Problem to work on: Keep the pictures out of the copy and repeat the records exactly.
+++ Data to use
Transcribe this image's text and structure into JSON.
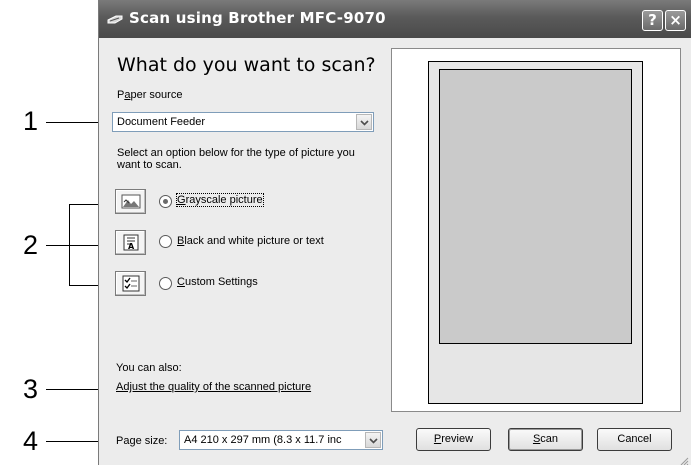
{
  "callouts": {
    "c1": "1",
    "c2": "2",
    "c3": "3",
    "c4": "4"
  },
  "window": {
    "title": "Scan using Brother MFC-9070",
    "help_glyph": "?",
    "close_glyph": "×"
  },
  "heading": "What do you want to scan?",
  "paper_source": {
    "label_prefix": "P",
    "label_access": "a",
    "label_suffix": "per source",
    "value": "Document Feeder"
  },
  "instructions": "Select an option below for the type of picture you want to scan.",
  "options": [
    {
      "access": "G",
      "rest": "rayscale picture",
      "icon": "grayscale-picture-icon",
      "selected": true
    },
    {
      "access": "B",
      "rest": "lack and white picture or text",
      "icon": "text-picture-icon",
      "selected": false
    },
    {
      "access": "C",
      "rest": "ustom Settings",
      "icon": "custom-settings-icon",
      "selected": false
    }
  ],
  "also": {
    "label": "You can also:",
    "link": "Adjust the quality of the scanned picture"
  },
  "page_size": {
    "label": "Page size:",
    "value": "A4 210 x 297 mm (8.3 x 11.7 inc"
  },
  "buttons": {
    "preview_access": "P",
    "preview_rest": "review",
    "scan_access": "S",
    "scan_rest": "can",
    "cancel": "Cancel"
  },
  "colors": {
    "titlebar": "#5a5a5a",
    "dialog_bg": "#ececec",
    "preview_scan": "#cacaca",
    "preview_page": "#e6e6e6"
  }
}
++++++
Result:
Transcribe this image's text and structure into JSON.
{
  "callouts": {
    "c1": "1",
    "c2": "2",
    "c3": "3",
    "c4": "4"
  },
  "window": {
    "title": "Scan using Brother MFC-9070",
    "help_glyph": "?",
    "close_glyph": "×"
  },
  "heading": "What do you want to scan?",
  "paper_source": {
    "label_prefix": "P",
    "label_access": "a",
    "label_suffix": "per source",
    "value": "Document Feeder"
  },
  "instructions": "Select an option below for the type of picture you want to scan.",
  "options": [
    {
      "access": "G",
      "rest": "rayscale picture",
      "icon": "grayscale-picture-icon",
      "selected": true
    },
    {
      "access": "B",
      "rest": "lack and white picture or text",
      "icon": "text-picture-icon",
      "selected": false
    },
    {
      "access": "C",
      "rest": "ustom Settings",
      "icon": "custom-settings-icon",
      "selected": false
    }
  ],
  "also": {
    "label": "You can also:",
    "link": "Adjust the quality of the scanned picture"
  },
  "page_size": {
    "label": "Page size:",
    "value": "A4 210 x 297 mm (8.3 x 11.7 inc"
  },
  "buttons": {
    "preview_access": "P",
    "preview_rest": "review",
    "scan_access": "S",
    "scan_rest": "can",
    "cancel": "Cancel"
  },
  "colors": {
    "titlebar": "#5a5a5a",
    "dialog_bg": "#ececec",
    "preview_scan": "#cacaca",
    "preview_page": "#e6e6e6"
  }
}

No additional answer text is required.